Skip to main content

What Does a Financial Crimes Investigator Do?

September 28, 2023

Fraud impacted 51% of organizations worldwide from 2020 to 2021, according to PwC’s 2022 Global Economic Crime and Fraud Survey. That figure is the highest level the firm has ever recorded. 

More than half of the organizations that were victims of fraud reported financial losses, with over a quarter of them reporting losses exceeding $1 million. Financial crimes such as fraud not only cause severe monetary loss to individuals and businesses, they also undermine public trust. 

As technology evolves, so do the tools criminals use to commit financial crimes. The digital landscape opens new avenues for criminals to exploit weak spots in online transactions, payment systems and sensitive data storage.

Working alongside law enforcement, financial crimes investigators play a pivotal role in preventing, detecting and resolving financial crimes. An advanced education can help prepare individuals for a career protecting  

What Is a Financial Crimes Investigator? 

A financial crimes investigator, also called a financial crimes specialist or analyst, investigates all manner of financial crimes, such as money laundering and tax evasion, and takes proactive measures to prevent them in the future. These dedicated individuals play a crucial role in safeguarding financial systems.

Financial crimes investigators typically collaborate with law enforcement agencies at the local, state and federal levels.

Financial Crimes Investigator Responsibilities

Financial crimes investigators analyze financial records, ferreting out suspicious patterns or behaviors that point to potential criminal activity. They also review clients’ financial records to ensure compliance.

These professionals play a pivotal role in investigating leads and following up on tips about possible financial crimes. They apply their expertise in data analysis and forensic accounting to uncover evidence, trace the flow of funds and establish a clear picture of the individuals involved. Through their efforts, financial crime investigators contribute to building legal cases.

They often act proactively, identifying and flagging suspicious client activity, and employ sophisticated monitoring systems and advanced technologies to identify threats in real time.

The following are typical financial crimes an investigator may encounter:


Financial crimes investigators spot and decipher fraudulent activities, including schemes involving insurance, securities, credit cards and electronic payment systems. 

By examining financial records, conducting interviews and employing forensic accounting methods, they can piece together evidence to build a comprehensive case against fraudsters.

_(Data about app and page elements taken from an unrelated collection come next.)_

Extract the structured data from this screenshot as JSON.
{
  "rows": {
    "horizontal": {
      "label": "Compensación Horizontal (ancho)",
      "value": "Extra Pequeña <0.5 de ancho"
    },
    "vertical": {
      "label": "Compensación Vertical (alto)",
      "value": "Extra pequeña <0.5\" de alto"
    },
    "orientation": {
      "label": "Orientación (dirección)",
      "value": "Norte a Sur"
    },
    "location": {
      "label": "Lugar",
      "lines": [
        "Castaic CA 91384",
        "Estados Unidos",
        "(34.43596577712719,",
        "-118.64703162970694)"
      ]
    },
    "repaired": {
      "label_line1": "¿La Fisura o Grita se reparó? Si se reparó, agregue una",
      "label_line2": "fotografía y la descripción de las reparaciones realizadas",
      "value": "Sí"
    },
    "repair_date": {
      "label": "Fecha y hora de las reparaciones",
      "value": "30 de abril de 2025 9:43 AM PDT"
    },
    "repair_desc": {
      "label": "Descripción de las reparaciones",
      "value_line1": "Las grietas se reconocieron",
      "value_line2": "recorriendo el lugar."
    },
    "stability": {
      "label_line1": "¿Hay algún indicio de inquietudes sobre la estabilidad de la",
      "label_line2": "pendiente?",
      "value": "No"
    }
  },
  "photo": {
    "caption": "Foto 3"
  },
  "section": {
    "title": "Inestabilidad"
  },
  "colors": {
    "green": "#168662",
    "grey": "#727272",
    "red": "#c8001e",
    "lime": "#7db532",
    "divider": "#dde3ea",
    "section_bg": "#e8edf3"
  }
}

Financial crimes specialists also investigate embezzlement, the theft of funds or assets entrusted to an individual or entity. They examine financial records and transactions to trace funds and uncover evidence of embezzlement.

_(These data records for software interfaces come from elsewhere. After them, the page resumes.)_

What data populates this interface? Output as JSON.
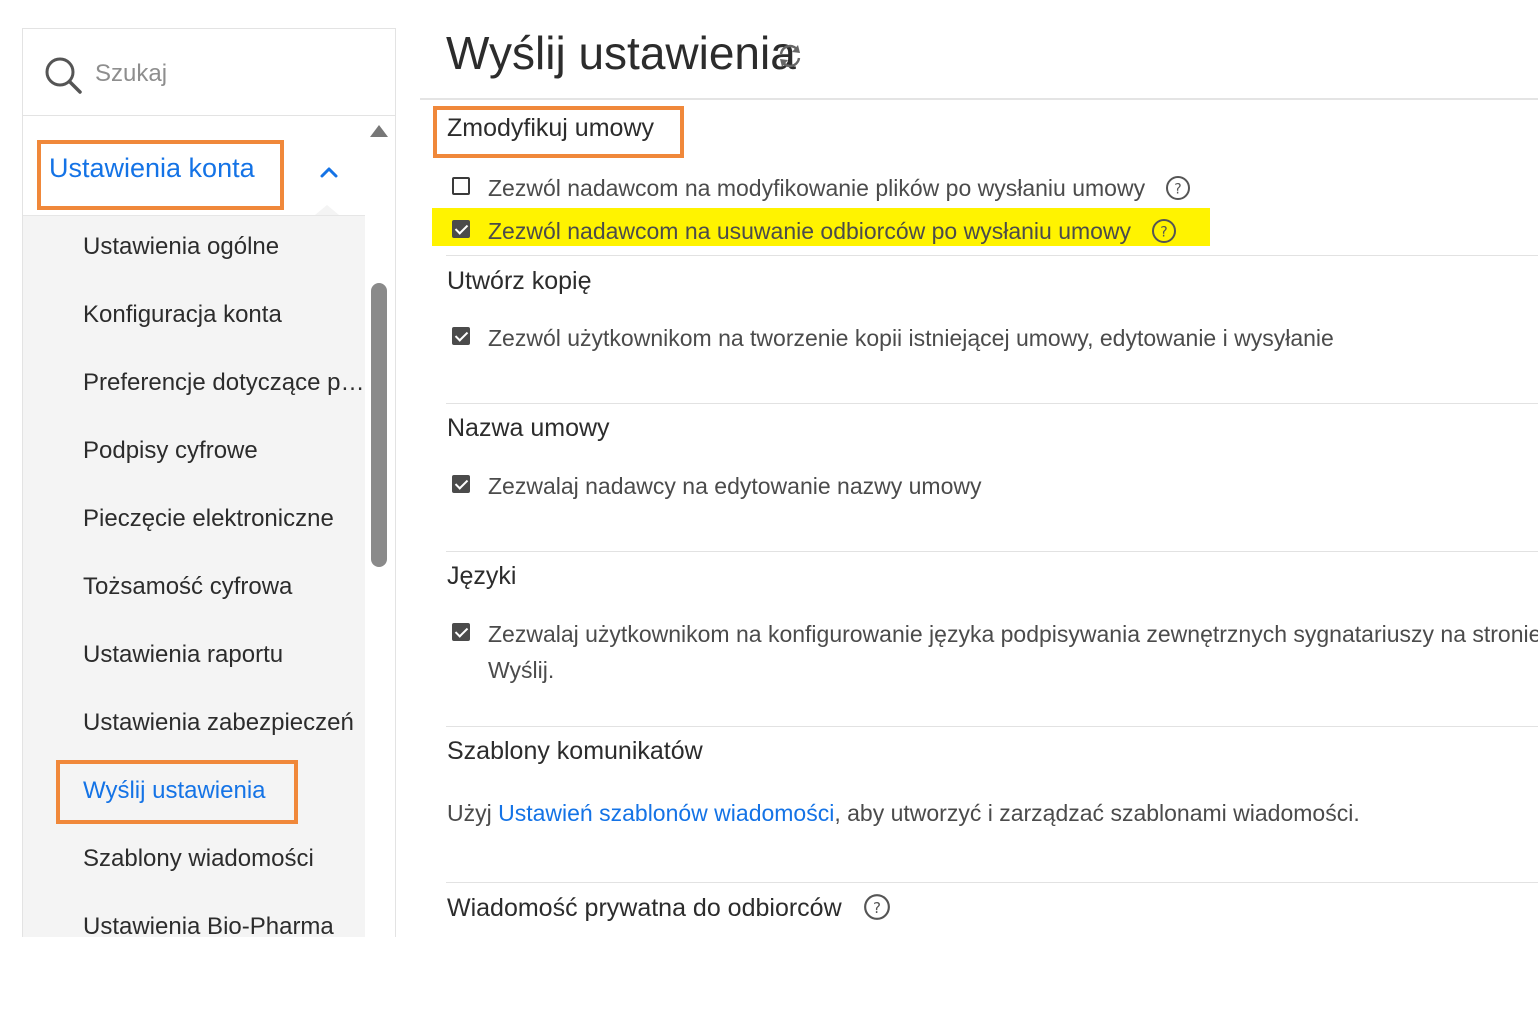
{
  "search": {
    "placeholder": "Szukaj"
  },
  "sidebar": {
    "section_label": "Ustawienia konta",
    "items": [
      {
        "label": "Ustawienia ogólne",
        "active": false
      },
      {
        "label": "Konfiguracja konta",
        "active": false
      },
      {
        "label": "Preferencje dotyczące po...",
        "active": false
      },
      {
        "label": "Podpisy cyfrowe",
        "active": false
      },
      {
        "label": "Pieczęcie elektroniczne",
        "active": false
      },
      {
        "label": "Tożsamość cyfrowa",
        "active": false
      },
      {
        "label": "Ustawienia raportu",
        "active": false
      },
      {
        "label": "Ustawienia zabezpieczeń",
        "active": false
      },
      {
        "label": "Wyślij ustawienia",
        "active": true
      },
      {
        "label": "Szablony wiadomości",
        "active": false
      },
      {
        "label": "Ustawienia Bio-Pharma",
        "active": false
      }
    ]
  },
  "main": {
    "title": "Wyślij ustawienia",
    "sections": [
      {
        "title": "Zmodyfikuj umowy",
        "options": [
          {
            "label": "Zezwól nadawcom na modyfikowanie plików po wysłaniu umowy",
            "checked": false,
            "help": true
          },
          {
            "label": "Zezwól nadawcom na usuwanie odbiorców po wysłaniu umowy",
            "checked": true,
            "help": true,
            "highlighted": true
          }
        ]
      },
      {
        "title": "Utwórz kopię",
        "options": [
          {
            "label": "Zezwól użytkownikom na tworzenie kopii istniejącej umowy, edytowanie i wysyłanie",
            "checked": true
          }
        ]
      },
      {
        "title": "Nazwa umowy",
        "options": [
          {
            "label": "Zezwalaj nadawcy na edytowanie nazwy umowy",
            "checked": true
          }
        ]
      },
      {
        "title": "Języki",
        "options": [
          {
            "label": "Zezwalaj użytkownikom na konfigurowanie języka podpisywania zewnętrznych sygnatariuszy na stronie",
            "label_line2": "Wyślij.",
            "checked": true
          }
        ]
      },
      {
        "title": "Szablony komunikatów",
        "text_before": "Użyj ",
        "link": "Ustawień szablonów wiadomości",
        "text_after": ", aby utworzyć i zarządzać szablonami wiadomości."
      },
      {
        "title": "Wiadomość prywatna do odbiorców",
        "help": true
      }
    ]
  },
  "colors": {
    "accent": "#1473e6",
    "highlight_box": "#f0883a",
    "highlight_fill": "#fff300"
  }
}
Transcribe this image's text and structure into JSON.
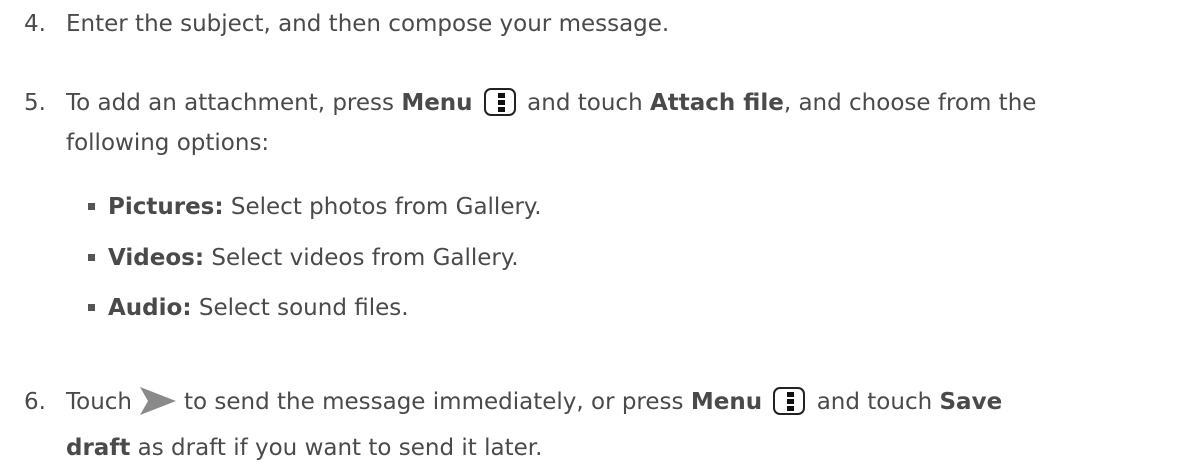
{
  "steps": [
    {
      "num": "4.",
      "text": "Enter the subject, and then compose your message."
    },
    {
      "num": "5.",
      "part1": "To add an attachment, press ",
      "menu": "Menu",
      "part2": " and touch ",
      "attach": "Attach file",
      "part3": ", and choose from the",
      "line2": "following options:"
    },
    {
      "num": "6.",
      "part1": "Touch",
      "part2": "to send the message immediately, or press ",
      "menu": "Menu",
      "part3": " and touch ",
      "save": "Save",
      "draft": "draft",
      "part4": " as draft if you want to send it later."
    }
  ],
  "options": [
    {
      "label": "Pictures:",
      "desc": " Select photos from Gallery."
    },
    {
      "label": "Videos:",
      "desc": " Select videos from Gallery."
    },
    {
      "label": "Audio:",
      "desc": " Select sound files."
    }
  ],
  "colors": {
    "text": "#4a4a4a",
    "send_icon": "#8a8a8a"
  },
  "icons": {
    "menu": "menu-key-icon",
    "send": "send-arrow-icon"
  }
}
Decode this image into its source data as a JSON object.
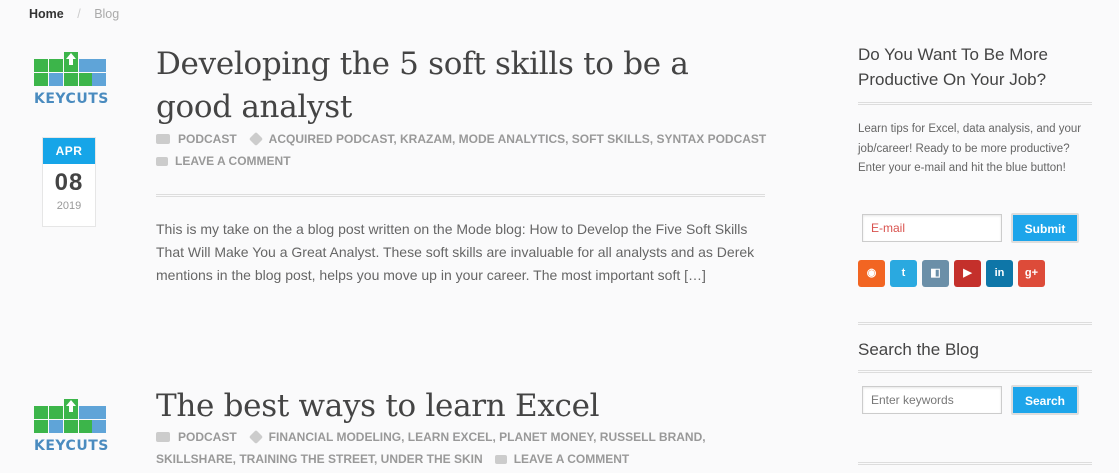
{
  "breadcrumb": {
    "home": "Home",
    "separator": "/",
    "current": "Blog"
  },
  "logo": {
    "text": "KEYCUTS"
  },
  "posts": [
    {
      "title": "Developing the 5 soft skills to be a good analyst",
      "date": {
        "month": "APR",
        "day": "08",
        "year": "2019"
      },
      "category": "PODCAST",
      "tags": "ACQUIRED PODCAST, KRAZAM, MODE ANALYTICS, SOFT SKILLS, SYNTAX PODCAST",
      "comment": "LEAVE A COMMENT",
      "excerpt": "This is my take on the a blog post written on the Mode blog: How to Develop the Five Soft Skills That Will Make You a Great Analyst. These soft skills are invaluable for all analysts and as Derek mentions in the blog post, helps you move up in your career. The most important soft […]"
    },
    {
      "title": "The best ways to learn Excel",
      "category": "PODCAST",
      "tags": "FINANCIAL MODELING, LEARN EXCEL, PLANET MONEY, RUSSELL BRAND, SKILLSHARE, TRAINING THE STREET, UNDER THE SKIN",
      "comment": "LEAVE A COMMENT"
    }
  ],
  "sidebar": {
    "newsletter": {
      "title": "Do You Want To Be More Productive On Your Job?",
      "description": "Learn tips for Excel, data analysis, and your job/career! Ready to be more productive? Enter your e-mail and hit the blue button!",
      "email_placeholder": "E-mail",
      "submit_label": "Submit"
    },
    "social_icons": [
      "rss-icon",
      "twitter-icon",
      "delicious-icon",
      "youtube-icon",
      "linkedin-icon",
      "google-plus-icon"
    ],
    "search": {
      "title": "Search the Blog",
      "placeholder": "Enter keywords",
      "button_label": "Search"
    }
  },
  "colors": {
    "accent": "#1da5ea",
    "logo_green": "#3cb54a",
    "logo_blue": "#4a8bbf"
  }
}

Identity Theft

Identity theft is a significant concern in the digital age. According to ConsumerAffairs, instances of identity theft have grown by an astonishing 584% over the last 20 years. Financial crimes investigators employ their financial expertise and tech savvy to identify individuals or organizations who have stolen people’s identities and used them for personal gain, such as opening a credit card account under someone else’s name.

How to Become a Financial Crimes Investigator 

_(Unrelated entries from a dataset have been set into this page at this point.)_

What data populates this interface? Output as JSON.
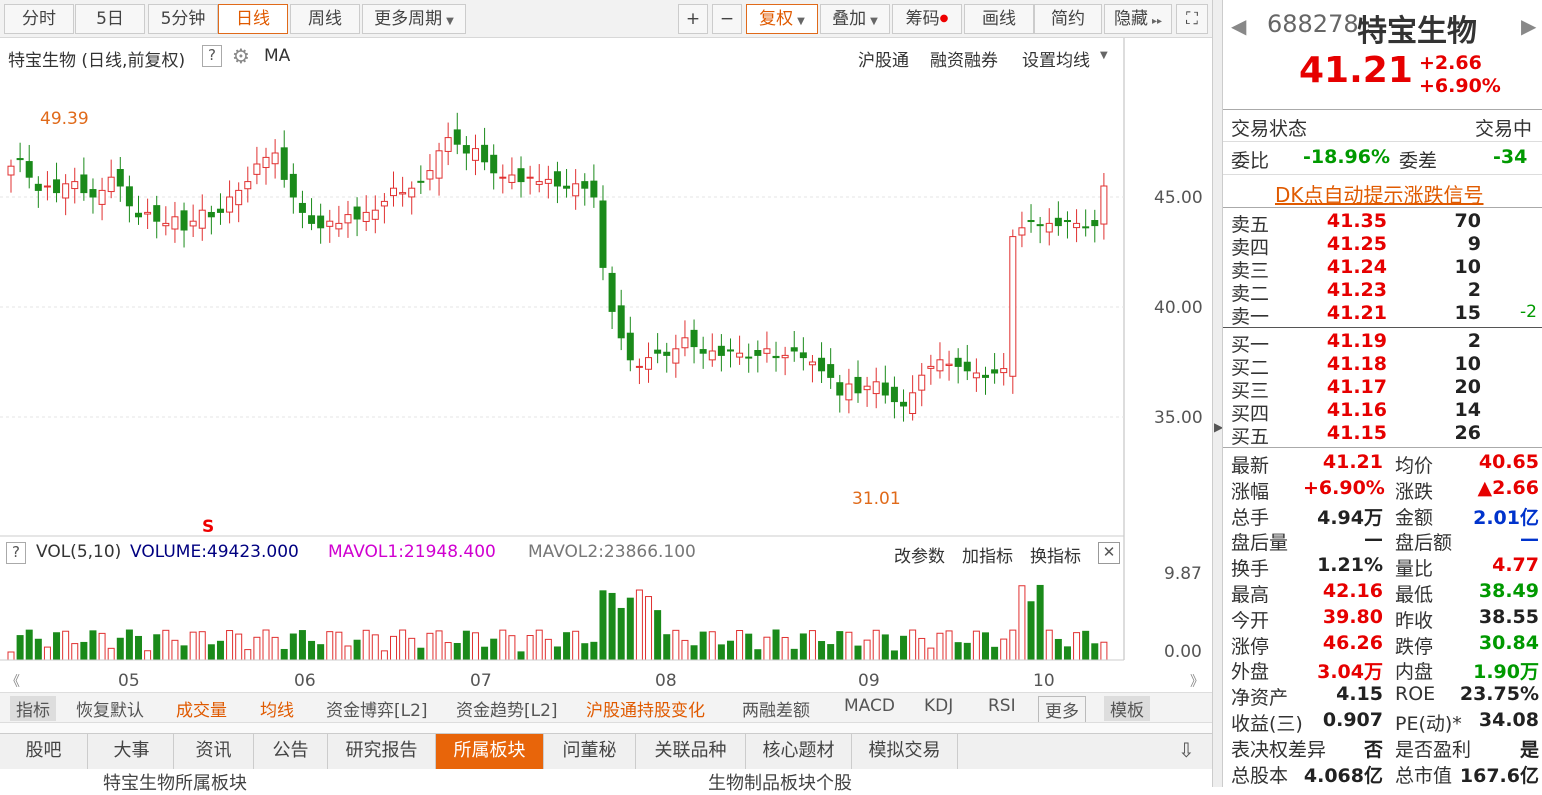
{
  "toolbar": {
    "tabs": [
      "分时",
      "5日",
      "5分钟",
      "日线",
      "周线",
      "更多周期"
    ],
    "active": "日线",
    "right": [
      "+",
      "−",
      "复权",
      "叠加",
      "筹码",
      "画线",
      "简约",
      "隐藏"
    ]
  },
  "chart_header": {
    "title": "特宝生物 (日线,前复权)",
    "help": "?",
    "ma": "MA",
    "links": [
      "沪股通",
      "融资融券",
      "设置均线"
    ]
  },
  "price_axis": [
    "45.00",
    "40.00",
    "35.00"
  ],
  "annotations": {
    "high": "49.39",
    "low": "31.01",
    "s_mark": "S"
  },
  "vol_header": {
    "text": "VOL(5,10)",
    "volume": "VOLUME:49423.000",
    "mavol1": "MAVOL1:21948.400",
    "mavol2": "MAVOL2:23866.100",
    "links": [
      "改参数",
      "加指标",
      "换指标"
    ]
  },
  "vol_axis": [
    "9.87",
    "0.00"
  ],
  "month_labels": [
    "05",
    "06",
    "07",
    "08",
    "09",
    "10"
  ],
  "indicator_tabs": [
    "指标",
    "恢复默认",
    "成交量",
    "均线",
    "资金博弈[L2]",
    "资金趋势[L2]",
    "沪股通持股变化",
    "两融差额",
    "MACD",
    "KDJ",
    "RSI",
    "更多",
    "模板"
  ],
  "bottom_tabs": [
    "股吧",
    "大事",
    "资讯",
    "公告",
    "研究报告",
    "所属板块",
    "问董秘",
    "关联品种",
    "核心题材",
    "模拟交易"
  ],
  "bottom_active": "所属板块",
  "bottom_sub": [
    "特宝生物所属板块",
    "生物制品板块个股"
  ],
  "quote": {
    "code": "688278",
    "name": "特宝生物",
    "price": "41.21",
    "change": "+2.66",
    "pct": "+6.90%"
  },
  "status": {
    "label": "交易状态",
    "value": "交易中"
  },
  "weibi": {
    "label1": "委比",
    "v1": "-18.96%",
    "label2": "委差",
    "v2": "-34"
  },
  "dk": "DK点自动提示涨跌信号",
  "asks": [
    {
      "l": "卖五",
      "p": "41.35",
      "v": "70"
    },
    {
      "l": "卖四",
      "p": "41.25",
      "v": "9"
    },
    {
      "l": "卖三",
      "p": "41.24",
      "v": "10"
    },
    {
      "l": "卖二",
      "p": "41.23",
      "v": "2"
    },
    {
      "l": "卖一",
      "p": "41.21",
      "v": "15",
      "d": "-2"
    }
  ],
  "bids": [
    {
      "l": "买一",
      "p": "41.19",
      "v": "2"
    },
    {
      "l": "买二",
      "p": "41.18",
      "v": "10"
    },
    {
      "l": "买三",
      "p": "41.17",
      "v": "20"
    },
    {
      "l": "买四",
      "p": "41.16",
      "v": "14"
    },
    {
      "l": "买五",
      "p": "41.15",
      "v": "26"
    }
  ],
  "stats": [
    [
      "最新",
      "41.21",
      "均价",
      "40.65"
    ],
    [
      "涨幅",
      "+6.90%",
      "涨跌",
      "▲2.66"
    ],
    [
      "总手",
      "4.94万",
      "金额",
      "2.01亿"
    ],
    [
      "盘后量",
      "—",
      "盘后额",
      "—"
    ],
    [
      "换手",
      "1.21%",
      "量比",
      "4.77"
    ],
    [
      "最高",
      "42.16",
      "最低",
      "38.49"
    ],
    [
      "今开",
      "39.80",
      "昨收",
      "38.55"
    ],
    [
      "涨停",
      "46.26",
      "跌停",
      "30.84"
    ],
    [
      "外盘",
      "3.04万",
      "内盘",
      "1.90万"
    ],
    [
      "净资产",
      "4.15",
      "ROE",
      "23.75%"
    ],
    [
      "收益(三)",
      "0.907",
      "PE(动)*",
      "34.08"
    ],
    [
      "表决权差异",
      "否",
      "是否盈利",
      "是"
    ],
    [
      "总股本",
      "4.068亿",
      "总市值",
      "167.6亿"
    ]
  ],
  "stat_colors": [
    [
      "red",
      "red"
    ],
    [
      "red",
      "red"
    ],
    [
      "#222",
      "blue"
    ],
    [
      "#222",
      "blue"
    ],
    [
      "#222",
      "red"
    ],
    [
      "red",
      "green"
    ],
    [
      "red",
      "#222"
    ],
    [
      "red",
      "green"
    ],
    [
      "red",
      "green"
    ],
    [
      "#222",
      "#222"
    ],
    [
      "#222",
      "#222"
    ],
    [
      "#222",
      "#222"
    ],
    [
      "#222",
      "#222"
    ]
  ],
  "colors": {
    "up": "#e03030",
    "down": "#1a8a1a",
    "accent": "#e8650a"
  },
  "chart_data": {
    "type": "candlestick",
    "ylim": [
      30.5,
      49.5
    ],
    "y_ticks": [
      45,
      40,
      35
    ],
    "x_labels": [
      "05",
      "06",
      "07",
      "08",
      "09",
      "10"
    ],
    "high": 49.39,
    "low": 31.01
  }
}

Individuals can qualify to become a financial crimes investigator through a combination of education and experience. A typical path to a career in this field involves the following steps.


Most employers of financial crimes investigators prefer candidates with at least a bachelor’s degree to demonstrate a minimum level of knowledge, often with majors in subjects such as accounting, business administration or criminal justice. 

Additionally, aspiring investigators who pursue an advanced degree that gives graduates a comprehensive education in financial crime, cybersecurity and law enforcement are often at a significant advantage in the job market.


While the experience requirements for becoming a financial crimes investigator vary, gaining experience in a related field can help build valuable skills.

  • Finance or accounting: These sectors help professionals gain an understanding of financial regulations and procedures.
  • Law enforcement: Experience in law enforcement provides valuable insights into the criminal mind and the investigatory process.
  • Information technology: IT experience can develop skills, such as data analytics, for examining financial information for outliers or inconsistencies.

Financial Crimes Investigator Salary

Financial crimes investigators can earn competitive salaries. According to Payscale, the median annual salary for fraud investigators, a category of financial crimes investigators, was around $67,100 as of June 2023. 

However, individual salaries can vary greatly depending on an individual’s level of experience and the type of employer they work for. 

Advance Your Career as a Financial Crimes Investigator 

In today’s complex financial landscape, the role of a financial crimes investigator is more crucial than ever. Criminal activities like fraud and identity theft pose significant threats to the finances and reputations of individuals and businesses. 

If you are passionate about combating financial crimes and seek a rewarding career in this field, consider advancing your knowledge and skills through Virginia Commonwealth University’s online Master of Arts in Homeland Security and Emergency Preparedness program. 

With a curriculum that covers cybersecurity, law enforcement policy and private sector preparedness, you’ll learn how to work within and alongside law enforcement agencies using data analytics and forensics.

Discover how you can advance your career with Virginia Commonwealth University.